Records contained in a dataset
>>>>
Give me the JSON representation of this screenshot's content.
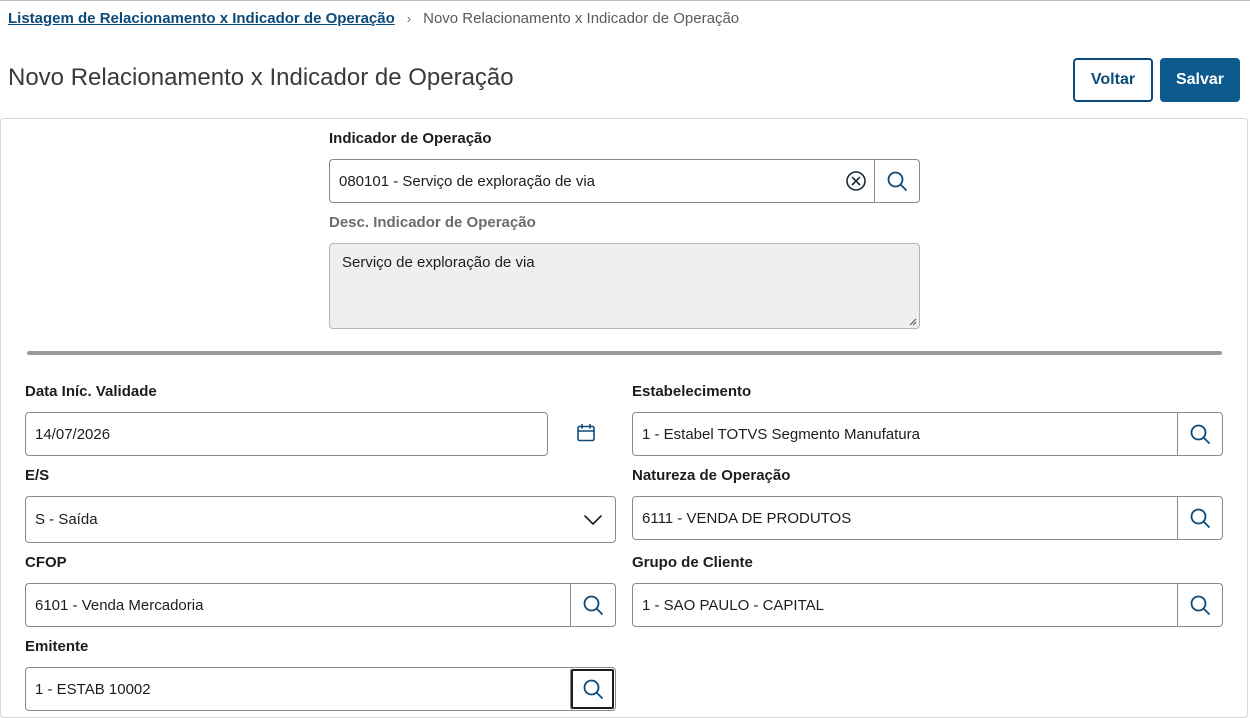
{
  "breadcrumb": {
    "link": "Listagem de Relacionamento x Indicador de Operação",
    "separator": "›",
    "current": "Novo Relacionamento x Indicador de Operação"
  },
  "page": {
    "title": "Novo Relacionamento x Indicador de Operação"
  },
  "actions": {
    "back_label": "Voltar",
    "save_label": "Salvar"
  },
  "form": {
    "indicador": {
      "label": "Indicador de Operação",
      "value": "080101 - Serviço de exploração de via"
    },
    "desc_indicador": {
      "label": "Desc. Indicador de Operação",
      "value": "Serviço de exploração de via"
    },
    "data_inic": {
      "label": "Data Iníc. Validade",
      "value": "14/07/2026"
    },
    "estabelecimento": {
      "label": "Estabelecimento",
      "value": "1 - Estabel TOTVS Segmento Manufatura"
    },
    "es": {
      "label": "E/S",
      "value": "S - Saída"
    },
    "natureza": {
      "label": "Natureza de Operação",
      "value": "6111 - VENDA DE PRODUTOS"
    },
    "cfop": {
      "label": "CFOP",
      "value": "6101 - Venda Mercadoria"
    },
    "grupo_cliente": {
      "label": "Grupo de Cliente",
      "value": "1 - SAO PAULO - CAPITAL"
    },
    "emitente": {
      "label": "Emitente",
      "value": "1 - ESTAB 10002"
    }
  },
  "colors": {
    "primary": "#0c5a8e",
    "link": "#0c4a7a",
    "icon": "#0c4a7a"
  },
  "icons": {
    "lookup": "search-icon",
    "clear": "clear-circle-icon",
    "calendar": "calendar-icon",
    "select": "chevron-down-icon",
    "breadcrumb_sep": "chevron-right-icon"
  }
}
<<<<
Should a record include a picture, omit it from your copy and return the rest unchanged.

Give me the JSON representation of this screenshot's content.
{
  "breadcrumb": {
    "link": "Listagem de Relacionamento x Indicador de Operação",
    "separator": "›",
    "current": "Novo Relacionamento x Indicador de Operação"
  },
  "page": {
    "title": "Novo Relacionamento x Indicador de Operação"
  },
  "actions": {
    "back_label": "Voltar",
    "save_label": "Salvar"
  },
  "form": {
    "indicador": {
      "label": "Indicador de Operação",
      "value": "080101 - Serviço de exploração de via"
    },
    "desc_indicador": {
      "label": "Desc. Indicador de Operação",
      "value": "Serviço de exploração de via"
    },
    "data_inic": {
      "label": "Data Iníc. Validade",
      "value": "14/07/2026"
    },
    "estabelecimento": {
      "label": "Estabelecimento",
      "value": "1 - Estabel TOTVS Segmento Manufatura"
    },
    "es": {
      "label": "E/S",
      "value": "S - Saída"
    },
    "natureza": {
      "label": "Natureza de Operação",
      "value": "6111 - VENDA DE PRODUTOS"
    },
    "cfop": {
      "label": "CFOP",
      "value": "6101 - Venda Mercadoria"
    },
    "grupo_cliente": {
      "label": "Grupo de Cliente",
      "value": "1 - SAO PAULO - CAPITAL"
    },
    "emitente": {
      "label": "Emitente",
      "value": "1 - ESTAB 10002"
    }
  },
  "colors": {
    "primary": "#0c5a8e",
    "link": "#0c4a7a",
    "icon": "#0c4a7a"
  },
  "icons": {
    "lookup": "search-icon",
    "clear": "clear-circle-icon",
    "calendar": "calendar-icon",
    "select": "chevron-down-icon",
    "breadcrumb_sep": "chevron-right-icon"
  }
}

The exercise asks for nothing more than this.